This is perhaps one of the most difficult questions confronting humanity today. Answering this question requires academic excellence, sharp policy analysis, and sensible practical answers around matters of governance (politics and management of resource conflicts) and wealth (achieving just and equitable distribution of resources).

Grounded in a multi-disciplinary approach, the Agrarian, Food and Environmental Studies (AFES) group is committed to addressing this challenge.

AFES does not only produce cutting edge scientific knowledge but also bridges debates between academic, policy and grassroots civil society circles. The group’s research agenda has a strong international appeal, in part demonstrated by the influx of high-quality PhD candidates.

Pressing contemporary global issues, including the food and energy crises, land grabs, natural resource conflicts, biodiversity conservation, environmental degradation and climate change, social movements that work around these issues –the core themes of AFES work– are most likely to remain at the centre of scientific debates on how to achieve just and sustainable development.

AFES’s critical political economy approach to these important topics is most relevant and more in demand than ever before.
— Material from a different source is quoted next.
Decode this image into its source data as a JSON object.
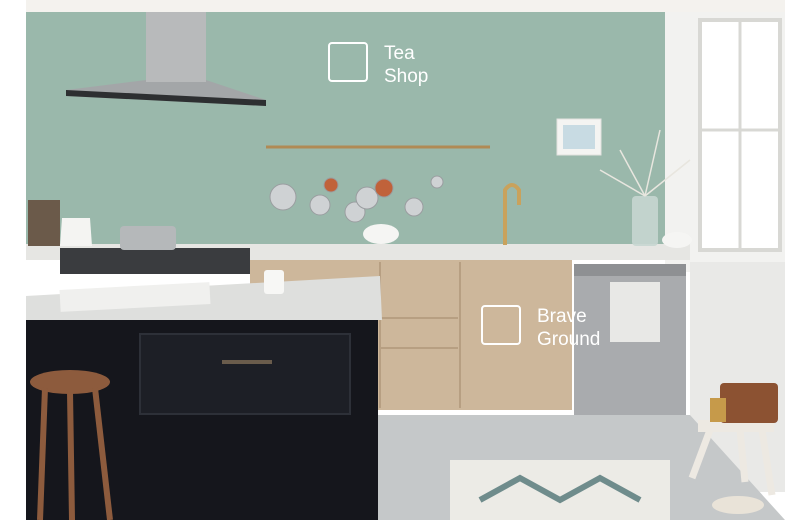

AFES has become highly influential in global research networks on:

(1) food sovereignty, most recently co-organizing a high-level conference with Yale University, 14-15 September 2013;
(2) land grabs, with important contributions to for example the Commission for Food Security (FAO) High Level Panel of Experts 2011 report on large-scale land acquisitions, and many recent state-of-the art publications in scientific journals, and expanding this research into Latin America and Eurasia;
(3) critical views on the Green Economy, the commercialization of nature, and neo-liberal conservation;
(4) environmental degradation, and conflicts between local communities and sub-soil extraction (mining, oil and gas production), but also relation to the commodification of water resources and its consequences for equity and access.